During the days of the ancient Jewish kingdom in Israel, the focal point of the nation was the Temple. The Temple was a place where the glory of God was revealed on a daily basis; our Rabbis teach us that ten ongoing miracles took place there. One of those miracles was that regardless of how much it may have rained, the rain was never successful in extinguishing the fire that was always present on the altar.
Rabbi Chaim Ickovits (Volozhin, 1749 –1821) points out that this miracle is puzzling, since God is omnipotent. Why would He choose to cause rain to fall on the altar and then prevent the rain from extinguishing the fire, instead of not allowing it to rain in the area of the altar in the first place?

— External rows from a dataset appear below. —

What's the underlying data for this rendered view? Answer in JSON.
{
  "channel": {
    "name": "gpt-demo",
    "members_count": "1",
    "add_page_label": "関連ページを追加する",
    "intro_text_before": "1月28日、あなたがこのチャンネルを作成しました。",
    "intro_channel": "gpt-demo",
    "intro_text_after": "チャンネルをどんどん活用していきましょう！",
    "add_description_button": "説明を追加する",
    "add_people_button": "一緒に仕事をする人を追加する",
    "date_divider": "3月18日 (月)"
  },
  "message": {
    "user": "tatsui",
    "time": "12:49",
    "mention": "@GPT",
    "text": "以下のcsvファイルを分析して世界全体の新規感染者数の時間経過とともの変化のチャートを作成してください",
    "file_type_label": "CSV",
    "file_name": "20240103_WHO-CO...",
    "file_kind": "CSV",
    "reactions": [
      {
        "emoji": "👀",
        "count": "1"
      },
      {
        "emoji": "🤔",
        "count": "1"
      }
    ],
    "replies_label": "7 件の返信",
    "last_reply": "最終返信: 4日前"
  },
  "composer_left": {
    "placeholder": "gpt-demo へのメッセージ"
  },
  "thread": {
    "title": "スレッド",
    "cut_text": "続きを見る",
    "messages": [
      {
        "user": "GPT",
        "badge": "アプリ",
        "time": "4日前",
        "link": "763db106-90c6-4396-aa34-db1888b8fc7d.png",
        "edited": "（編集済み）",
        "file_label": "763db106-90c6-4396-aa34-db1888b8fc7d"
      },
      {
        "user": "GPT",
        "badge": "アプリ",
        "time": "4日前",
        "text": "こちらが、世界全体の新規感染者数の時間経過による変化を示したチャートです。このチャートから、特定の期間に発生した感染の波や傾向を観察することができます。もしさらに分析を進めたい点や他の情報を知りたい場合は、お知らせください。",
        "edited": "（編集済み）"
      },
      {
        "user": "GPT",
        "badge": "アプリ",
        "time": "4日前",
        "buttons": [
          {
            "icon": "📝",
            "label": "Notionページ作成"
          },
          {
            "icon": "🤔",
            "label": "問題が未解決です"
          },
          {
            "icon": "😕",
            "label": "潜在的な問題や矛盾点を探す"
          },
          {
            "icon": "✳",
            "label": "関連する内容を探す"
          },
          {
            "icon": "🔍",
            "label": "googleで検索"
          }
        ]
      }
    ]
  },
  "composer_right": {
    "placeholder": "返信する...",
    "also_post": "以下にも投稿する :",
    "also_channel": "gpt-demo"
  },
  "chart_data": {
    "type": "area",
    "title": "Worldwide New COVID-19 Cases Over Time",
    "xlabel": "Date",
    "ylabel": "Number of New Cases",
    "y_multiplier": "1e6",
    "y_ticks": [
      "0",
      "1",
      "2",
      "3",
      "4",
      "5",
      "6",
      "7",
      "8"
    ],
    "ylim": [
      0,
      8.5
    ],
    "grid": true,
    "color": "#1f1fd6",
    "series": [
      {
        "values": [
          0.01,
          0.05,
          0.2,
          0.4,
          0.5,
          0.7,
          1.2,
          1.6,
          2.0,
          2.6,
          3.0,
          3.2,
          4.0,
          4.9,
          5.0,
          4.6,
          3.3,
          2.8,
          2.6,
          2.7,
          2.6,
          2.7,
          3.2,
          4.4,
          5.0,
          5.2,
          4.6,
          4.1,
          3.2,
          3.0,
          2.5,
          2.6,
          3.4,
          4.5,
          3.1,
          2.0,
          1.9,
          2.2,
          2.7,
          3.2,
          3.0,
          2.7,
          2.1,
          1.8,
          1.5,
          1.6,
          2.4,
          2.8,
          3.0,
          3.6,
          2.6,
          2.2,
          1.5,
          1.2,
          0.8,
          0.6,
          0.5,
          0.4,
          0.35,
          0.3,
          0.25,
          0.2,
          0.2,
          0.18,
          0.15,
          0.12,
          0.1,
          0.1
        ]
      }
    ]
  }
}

Rabbi Ickovits explains that God wanted us to learn an important lesson from the altar’s fire; despite any deterrents thrown at it, the fire refused to be extinguished and burned as brightly as before. So too, in our own lives, we may decide to institute important projects and promote important causes. But then the rains begin; be it simply naysayers or actual challenges that must be overcome, we often find ourselves with numerous excuses not to follow through on our plans. The altar’s fire teaches us that come what may, we must make sure to persevere.